Rutland County Council Cabinet members says St George’s Barracks site is suitable for garden community homes plan
Establishing thousands of new homes and workplaces on the site St George’s Barracks in Rutland is ‘a viable and suitable plan’ according to councillors.
Rutland’s Local Plan sets out where any additional new housing, employment or other development may be needed in future years.
On Monday, December 23, the Cabinet was asked to consider the location of future development sites and it approved the principle of establishing what it calls a 'garden community', and locating it on the former St George’s Barracks in North Luffenham if £29.4m Housing Infrastructure Fund (HIF) is provided to support it.
On Thursday, December 19, members of a council scrutiny committee had listened to several deputations from Rutland residents, highlighting an unusually high level of public interest in the plans.
The scrutiny committee members noted the need for more affordable housing and more social rented housing, and for jobs that pay higher than the living wage.
They also voted to continue with the process of considering HIF funding, while noting there are still a number of unknowns around the conditions and therefore some risks to the council.
Many residents oppose the proposed redevelopment of the St George's Barracks, including plans to have a quarry and distribution centre as part of the 'employment use' element of the scheme.
Lt Col (Retd) Dale Hemming-Tayler, who lives in Edith Weston, said: "My main issue is that I think it's a waste of a resource that could be used to maintain the integrity of Rutland.
"I can understand the Government's wish to get revenue from a quarry, but there's really no need for it. What we do need is farmland - much of the area was farmland before it was taken over by the Ministry of Defence for the war, and there's a large area that could be diversified as a country park.
"I envisage one in the style of those that Germany has created, especially for families, with campsites and cycle tracks, cafés and a great many trees."
He added that building a new town in Rutland will result in the loss of identity that the county fought hard to win back only a few years ago.

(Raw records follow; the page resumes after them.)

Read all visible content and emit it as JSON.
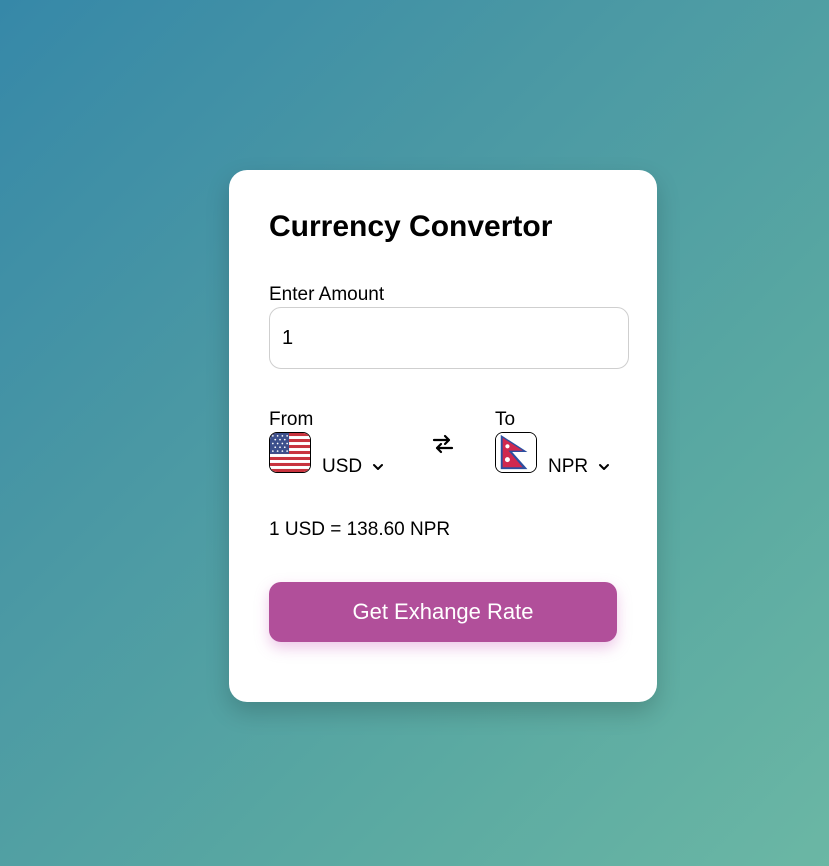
{
  "card": {
    "title": "Currency Convertor",
    "amount_label": "Enter Amount",
    "amount_value": "1",
    "from": {
      "label": "From",
      "currency": "USD",
      "flag": "us-flag-icon"
    },
    "to": {
      "label": "To",
      "currency": "NPR",
      "flag": "nepal-flag-icon"
    },
    "swap_icon": "swap-arrows-icon",
    "rate_text": "1 USD = 138.60 NPR",
    "button_label": "Get Exhange Rate"
  },
  "colors": {
    "background_start": "#3688a8",
    "background_end": "#6bb7a4",
    "card": "#ffffff",
    "button": "#b14f9a",
    "button_text": "#ffffff"
  }
}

"There's very little employment in Rutland and the prospect of creating more is minimal, even if they do build a quarry and distribution centre," said Lt Col Hemming-Tayler.
"Young people are not going to be waiting to put on their wellies and gain their HGV licence at 21 just so that they can work at a quarry or for a distribution centre. They will leave the area first.
"There's nothing for them here. Rutland is a county for middle-aged and older people and we have to accept it."
Speaking after the Cabinet meeting, councillor leader Oliver Hemsley said: “Rutland is moving closer to having a new Local Plan covering the period from 2018 to 2036.
"This is important because without a valid Local Plan we run the risk of getting inappropriate development which fails to provide the right jobs and homes in the right places.
“There still needs to be further discussion by Scrutiny, Cabinet and Full Council before we can publish our pre-submission draft of the Local Plan, after which it will need to be sent for independent examination by the Planning Inspectorate. All of this will take place in full view of the public, with further meetings taking place throughout January.”
Full Council will take place at the council's chamber at the Catmose offices on January 27 from 7pm.
Councillor Hemsley added: “When prospective developers suggest sites to include in our Local Plan we have to consider each one individually, on merit, by applying the same tests to work out if they are viable and sustainable.
"As part of this latest Local Plan Review we have been asked to consider two large sites that have been put forward for possible new garden communities: Woolfox and St George’s.
“As part of the Local Plan process, we have suggested that a garden community in Rutland would help to provide the new jobs and homes we need locally to help meet identified needs for the County.
"However, on the balance of information provided to planners, it has been suggested that only St George’s is both viable and suitable for inclusion in the next Local Plan.
"This is one of the recommendations that councillors will now be asked to consider and decide on at Full Council on January 27, as part of the next stage of the Local Plan.”
Full Council will take place at the council's chamber at the Catmose offices on January 27 from 7pm. The agenda and reports will be published online before the meeting and can be viewed at www.rutland.gov.uk/meetings.
Rutland County Council will continue to providing a live video stream covering all non-exempt items at listed meetings relating to the Local Plan Review.
More by this authorSuzanne Moon